Members interjecting:

Mr TARZIA: It is from Paul Keating. I am humble enough that, if I see a good line, be it federal or state, I am not afraid to quote good ideas or good lines from the other side. That is what I am asking as a humble servant of the parliament.

The Hon. T.R. Kenyon interjecting:

Mr TARZIA: What was that, he was a good Catholic, member for Newland—is that what you said?

The Hon. T.R. Kenyon interjecting:

Mr TARZIA: I am humble enough to spot good ideas. That is what this is: this is a good idea that an independent officer, the Ombudsman, has made. He has made 33 recommendations (33 obviously has many connotations). But 33 recommendations, and how many has this government adopted? How many recommendations has it adopted? Zero! They have adopted zero!

In all seriousness, we are becoming the laughing-stock of our interstate colleagues, of the profession and of other parliaments around the world that are improving the FOI system. We saw recently the toil and the tussle that even some of our best journalists go through in relation to discovery. I remember there was an article by Daniel Wills regarding freedom of information requests in relation to SA Water. Even our best journalists have covered, and discovered the government's aversion to transparency, in a series of articles last year.

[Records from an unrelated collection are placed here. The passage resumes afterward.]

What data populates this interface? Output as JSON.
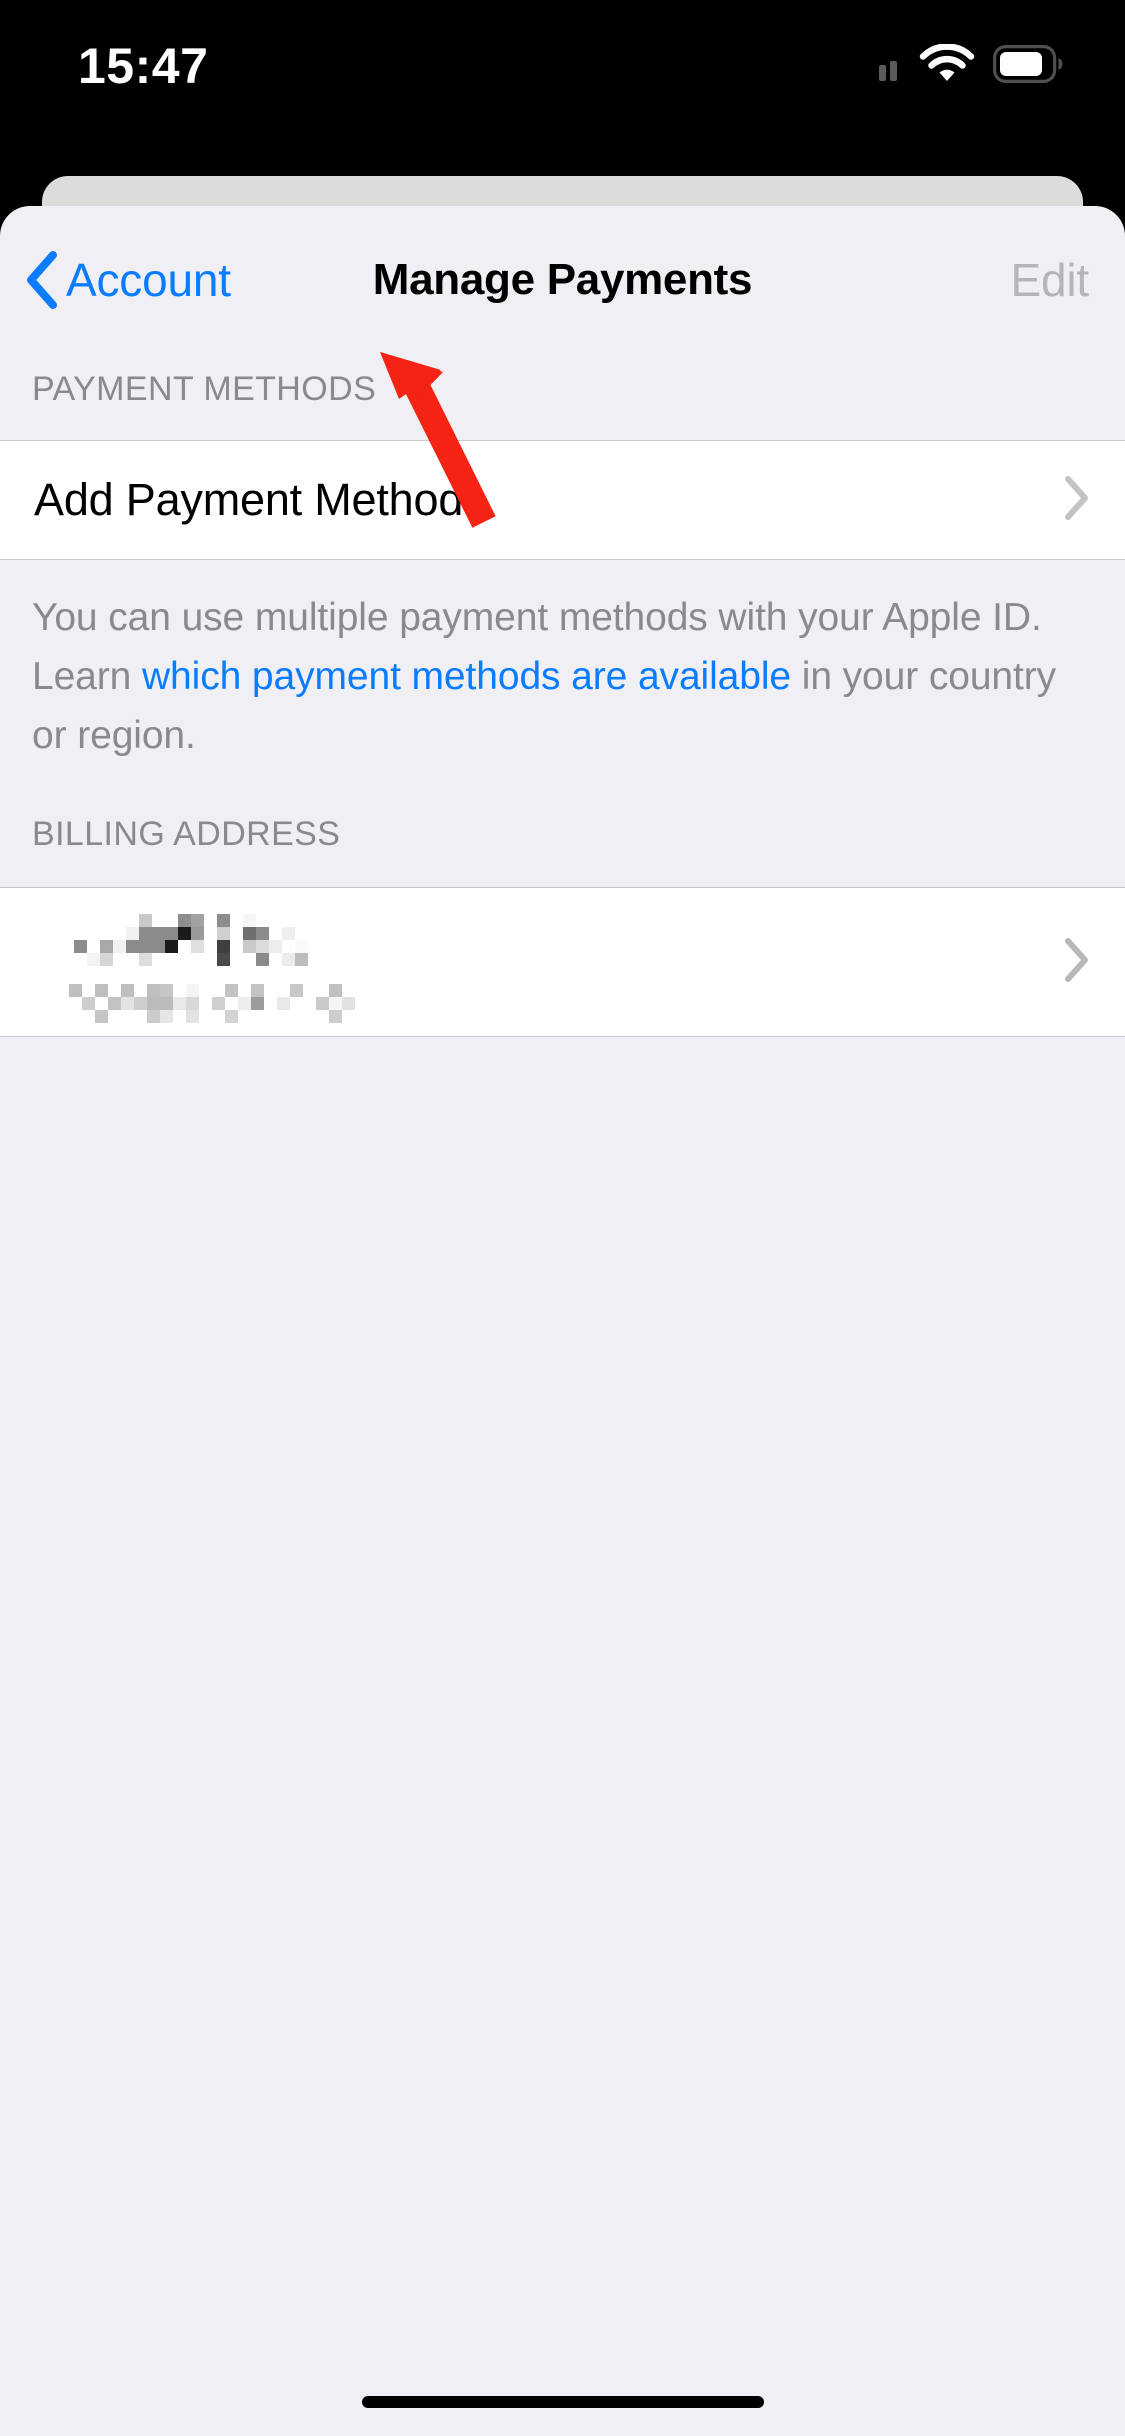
{
  "status_bar": {
    "time": "15:47",
    "icons": [
      "signal-bars-icon",
      "wifi-icon",
      "battery-icon"
    ]
  },
  "nav_bar": {
    "back_label": "Account",
    "back_icon": "chevron-left-icon",
    "title": "Manage Payments",
    "edit_label": "Edit",
    "edit_disabled": true
  },
  "sections": {
    "payment_methods": {
      "header": "PAYMENT METHODS",
      "rows": [
        {
          "title": "Add Payment Method",
          "accessory": "chevron-right-icon"
        }
      ],
      "footer": {
        "prefix": "You can use multiple payment methods with your Apple ID. Learn ",
        "link": "which payment methods are available",
        "suffix": " in your country or region."
      }
    },
    "billing_address": {
      "header": "BILLING ADDRESS",
      "rows": [
        {
          "title": "",
          "subtitle": "",
          "redacted": true,
          "accessory": "chevron-right-icon"
        }
      ]
    }
  },
  "annotation": {
    "type": "arrow",
    "color": "#f42314",
    "points_to": "Add Payment Method"
  },
  "colors": {
    "accent_blue": "#0a7cff",
    "group_background": "#f0f0f4",
    "cell_background": "#ffffff",
    "separator": "#c8c7cc",
    "secondary_label": "#8a8a8e",
    "disabled_label": "#b4b4b9",
    "annotation_red": "#f42314"
  },
  "home_indicator": {
    "visible": true
  }
}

This bill is a test for the government. Is it serious about providing accountability to government, restoring trust with the community about their activities? There are scathing recommendations by an independent officer, and it is completely arrogant for the government to simply ignore them. I plead with the government, like I did last year, in this private member's bill. I urged the Minister for Regional Development and also urged the Minister for Investment and Trade to support the bill, to use their independence. They have a second bite at this cherry.

I also ask members of the government to support the two main amendments that I am making: first, to make it an offence for a person to give improper directions or influence in respect of an agency's decision regarding an FOI application to have access to a document, and, second, to make it an offence if an accredited FOI officer fails to report to the Office for Public Integrity a suspicion that such a direction has been given.

Since there have been 33 recommendations made by the Ombudsman, in order to give the government more credibility, I think it should have the courage, the honesty and the transparency to at least put some of these independent recommendations into law. It is only accountable and right to do so.

One day, hopefully in the not too distant future, we may be in government. We on this side of the chamber may be in government. I can understand why the government is perhaps a bit averse to putting these amendments in, but let me say this: these rules will certainly still stand for us. That is what it is about. Find a good idea; if it’s a good idea, then run with it. We are here to do a job. We are here to be a transparent parliament, a transparent government.

An honourable member interjecting:

Mr TARZIA: What have you got to hide? Exactly right. What have you got to hide? With those remarks, I commend this bill to the house and look forward to discussing it at length with the Attorney and his government and anyone else who is interested.